Copies of the IRS series of summons are attached as exhibits to the complaint. Each such summons required the defendant to appear before Special Agent Dollard, and to produce two categories of records for each of the named attorneys: first, "All contingency fee agreements filed by or for the above-named individual with the Prothonotary's office during the years 1971 through 1975, inclusive;" and second, "All statements of distribution filed by or bearing the name of the above-named individual with the Prothonotary's office during the years 1971 through 1975, inclusive."
As an additional exhibit in support of the allegations of the complaint, plaintiffs also submitted the affidavit of Special Agent Dollard. Upon consideration of the complaint, and its exhibits, we issued an Order to Show Cause, requiring the defendant to appear for a hearing on January 6, 1977.
In response to the plaintiffs' complaint, defendant filed a "Statement of Defendant," representing that the defendant was prepared to produce the documents which were the subject of the various summons issued by the Internal Revenue Service.
However, defendant did request that we "afford the opportunity to any interested attorney whose records are here sought to present whatever motions or objections he might have to enforcement of the subject summons before this Court." Statement of Defendant at p. 2.
On January 6, 1977, the date scheduled for the initial hearing, nine of the named attorneys, through their counsel, petitioned for leave to intervene in this proceeding, pursuant to Rule 24 of the Federal Rules of Civil Procedure. Petitioners alleged the following matters: (1) the documents which are the subject of the IRS summons are in fact the property of the petitioners, for whom the defendant was acting as agent and custodian; (2) the defendant was unable to adequately represent the interests and legal rights of the petitioners; and (3) the petitioners desired to challenge the plaintiffs' attempt to enforce the series of summons for the 202 materials. Petitioners also enumerated the legal arguments which they intended to present to the Court, if granted leave to intervene.

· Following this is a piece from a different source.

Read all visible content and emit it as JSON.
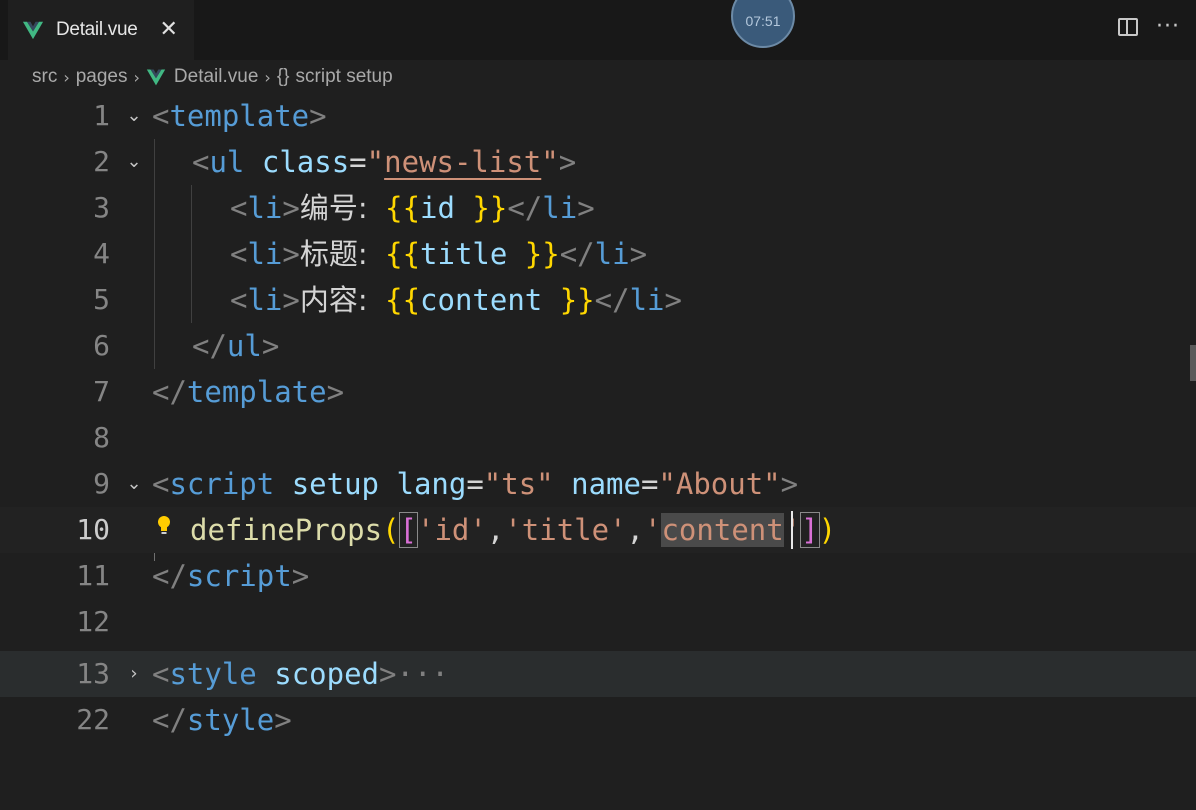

At the January 6, 1977, hearing we heard the arguments of counsel with respect to the issue of intervention. We granted intervenors' motion notwithstanding plaintiffs' opposition. We also ordered intervenors to submit any motions for the Court's consideration by January 26, 1977, and we scheduled an evidentiary hearing for February 3, 1977.
Subsequent to the hearing of January 6, 1977, and prior to the filing of any appropriate motion by the intervenors, they noticed the depositions of Special Agent Dollard and Walter S. Batty, Jr., Esquire, an Assistant U.S. Attorney. Plaintiffs then moved for a protective order, arguing that discovery in "Summons Enforcement Proceedings" was inappropriate prior to an "Evidentiary Show Cause Hearing." We granted the motion for a protective order and stayed all discovery, pending the outcome of the scheduled evidentiary hearing.
The nine intervening attorneys then filed a single "Motion to Dismiss Complaint and to Quash Summonses and Grand Jury Subpoena."
With respect to enforcement of the IRS summons, the intervenors' motion, together with supporting affidavits, subsequently filed, sets forth the following essential allegations:
(1) the 202 materials are in fact the property of the named attorneys, not the property of the Prothonotary, and are therefore not properly subject to a summons upon the Prothonotary;
(2) the 202 materials contain information which is privileged against disclosure, by virtue of the attorney-client privilege, the Fifth Amendment privilege against self-incrimination, and the right of privacy;
(4) the IRS summons are being used solely for the purpose of obtaining evidence for criminal proceedings; and that there is no bona fide civil ...